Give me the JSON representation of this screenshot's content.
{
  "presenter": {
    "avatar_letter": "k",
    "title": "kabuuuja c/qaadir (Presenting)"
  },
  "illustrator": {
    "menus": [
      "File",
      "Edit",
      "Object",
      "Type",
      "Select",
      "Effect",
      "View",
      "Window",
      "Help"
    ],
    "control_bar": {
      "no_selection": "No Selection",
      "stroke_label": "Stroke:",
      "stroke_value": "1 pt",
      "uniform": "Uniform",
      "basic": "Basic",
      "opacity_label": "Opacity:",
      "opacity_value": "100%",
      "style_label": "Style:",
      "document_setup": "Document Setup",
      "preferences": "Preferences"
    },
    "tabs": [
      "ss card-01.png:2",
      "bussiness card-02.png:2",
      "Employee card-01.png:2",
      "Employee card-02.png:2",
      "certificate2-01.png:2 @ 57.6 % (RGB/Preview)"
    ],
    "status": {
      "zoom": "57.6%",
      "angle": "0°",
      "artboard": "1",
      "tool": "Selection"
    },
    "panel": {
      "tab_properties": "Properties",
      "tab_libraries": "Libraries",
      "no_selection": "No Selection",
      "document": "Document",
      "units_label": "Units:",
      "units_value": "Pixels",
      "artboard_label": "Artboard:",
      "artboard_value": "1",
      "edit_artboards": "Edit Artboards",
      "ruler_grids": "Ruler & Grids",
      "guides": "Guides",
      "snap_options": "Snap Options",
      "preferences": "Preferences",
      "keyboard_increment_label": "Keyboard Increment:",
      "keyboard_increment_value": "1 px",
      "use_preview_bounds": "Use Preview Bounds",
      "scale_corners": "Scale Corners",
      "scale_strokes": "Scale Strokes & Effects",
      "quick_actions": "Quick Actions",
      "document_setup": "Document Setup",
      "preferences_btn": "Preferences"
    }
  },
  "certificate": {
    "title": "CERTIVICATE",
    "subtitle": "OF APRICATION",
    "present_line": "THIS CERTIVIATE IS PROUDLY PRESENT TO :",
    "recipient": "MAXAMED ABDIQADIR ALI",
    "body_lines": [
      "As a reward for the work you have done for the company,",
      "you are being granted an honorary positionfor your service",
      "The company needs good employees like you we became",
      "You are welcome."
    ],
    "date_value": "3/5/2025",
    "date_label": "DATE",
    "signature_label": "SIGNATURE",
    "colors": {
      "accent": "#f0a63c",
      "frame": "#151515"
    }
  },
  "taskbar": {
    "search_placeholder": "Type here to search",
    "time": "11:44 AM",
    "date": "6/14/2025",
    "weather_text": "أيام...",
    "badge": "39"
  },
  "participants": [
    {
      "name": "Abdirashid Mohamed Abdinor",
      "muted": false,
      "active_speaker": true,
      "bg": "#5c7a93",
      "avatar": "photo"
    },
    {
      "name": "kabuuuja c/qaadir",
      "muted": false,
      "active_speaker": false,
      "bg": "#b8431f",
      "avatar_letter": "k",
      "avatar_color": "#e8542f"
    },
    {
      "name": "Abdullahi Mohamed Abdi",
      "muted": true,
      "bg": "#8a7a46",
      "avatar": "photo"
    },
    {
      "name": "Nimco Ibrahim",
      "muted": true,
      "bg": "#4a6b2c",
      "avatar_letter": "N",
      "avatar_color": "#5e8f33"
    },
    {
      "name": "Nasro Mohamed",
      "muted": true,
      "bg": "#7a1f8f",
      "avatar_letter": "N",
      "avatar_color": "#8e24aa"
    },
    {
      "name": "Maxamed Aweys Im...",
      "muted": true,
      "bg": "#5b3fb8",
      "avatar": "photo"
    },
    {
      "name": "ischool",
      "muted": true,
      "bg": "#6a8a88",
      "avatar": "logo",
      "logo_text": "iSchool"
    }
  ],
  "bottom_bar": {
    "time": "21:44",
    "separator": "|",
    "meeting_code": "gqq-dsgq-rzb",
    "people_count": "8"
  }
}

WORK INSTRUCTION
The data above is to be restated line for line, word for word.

ANSWER SPACE
Give me the JSON representation of this screenshot's content.
{
  "presenter": {
    "avatar_letter": "k",
    "title": "kabuuuja c/qaadir (Presenting)"
  },
  "illustrator": {
    "menus": [
      "File",
      "Edit",
      "Object",
      "Type",
      "Select",
      "Effect",
      "View",
      "Window",
      "Help"
    ],
    "control_bar": {
      "no_selection": "No Selection",
      "stroke_label": "Stroke:",
      "stroke_value": "1 pt",
      "uniform": "Uniform",
      "basic": "Basic",
      "opacity_label": "Opacity:",
      "opacity_value": "100%",
      "style_label": "Style:",
      "document_setup": "Document Setup",
      "preferences": "Preferences"
    },
    "tabs": [
      "ss card-01.png:2",
      "bussiness card-02.png:2",
      "Employee card-01.png:2",
      "Employee card-02.png:2",
      "certificate2-01.png:2 @ 57.6 % (RGB/Preview)"
    ],
    "status": {
      "zoom": "57.6%",
      "angle": "0°",
      "artboard": "1",
      "tool": "Selection"
    },
    "panel": {
      "tab_properties": "Properties",
      "tab_libraries": "Libraries",
      "no_selection": "No Selection",
      "document": "Document",
      "units_label": "Units:",
      "units_value": "Pixels",
      "artboard_label": "Artboard:",
      "artboard_value": "1",
      "edit_artboards": "Edit Artboards",
      "ruler_grids": "Ruler & Grids",
      "guides": "Guides",
      "snap_options": "Snap Options",
      "preferences": "Preferences",
      "keyboard_increment_label": "Keyboard Increment:",
      "keyboard_increment_value": "1 px",
      "use_preview_bounds": "Use Preview Bounds",
      "scale_corners": "Scale Corners",
      "scale_strokes": "Scale Strokes & Effects",
      "quick_actions": "Quick Actions",
      "document_setup": "Document Setup",
      "preferences_btn": "Preferences"
    }
  },
  "certificate": {
    "title": "CERTIVICATE",
    "subtitle": "OF APRICATION",
    "present_line": "THIS CERTIVIATE IS PROUDLY PRESENT TO :",
    "recipient": "MAXAMED ABDIQADIR ALI",
    "body_lines": [
      "As a reward for the work you have done for the company,",
      "you are being granted an honorary positionfor your service",
      "The company needs good employees like you we became",
      "You are welcome."
    ],
    "date_value": "3/5/2025",
    "date_label": "DATE",
    "signature_label": "SIGNATURE",
    "colors": {
      "accent": "#f0a63c",
      "frame": "#151515"
    }
  },
  "taskbar": {
    "search_placeholder": "Type here to search",
    "time": "11:44 AM",
    "date": "6/14/2025",
    "weather_text": "أيام...",
    "badge": "39"
  },
  "participants": [
    {
      "name": "Abdirashid Mohamed Abdinor",
      "muted": false,
      "active_speaker": true,
      "bg": "#5c7a93",
      "avatar": "photo"
    },
    {
      "name": "kabuuuja c/qaadir",
      "muted": false,
      "active_speaker": false,
      "bg": "#b8431f",
      "avatar_letter": "k",
      "avatar_color": "#e8542f"
    },
    {
      "name": "Abdullahi Mohamed Abdi",
      "muted": true,
      "bg": "#8a7a46",
      "avatar": "photo"
    },
    {
      "name": "Nimco Ibrahim",
      "muted": true,
      "bg": "#4a6b2c",
      "avatar_letter": "N",
      "avatar_color": "#5e8f33"
    },
    {
      "name": "Nasro Mohamed",
      "muted": true,
      "bg": "#7a1f8f",
      "avatar_letter": "N",
      "avatar_color": "#8e24aa"
    },
    {
      "name": "Maxamed Aweys Im...",
      "muted": true,
      "bg": "#5b3fb8",
      "avatar": "photo"
    },
    {
      "name": "ischool",
      "muted": true,
      "bg": "#6a8a88",
      "avatar": "logo",
      "logo_text": "iSchool"
    }
  ],
  "bottom_bar": {
    "time": "21:44",
    "separator": "|",
    "meeting_code": "gqq-dsgq-rzb",
    "people_count": "8"
  }
}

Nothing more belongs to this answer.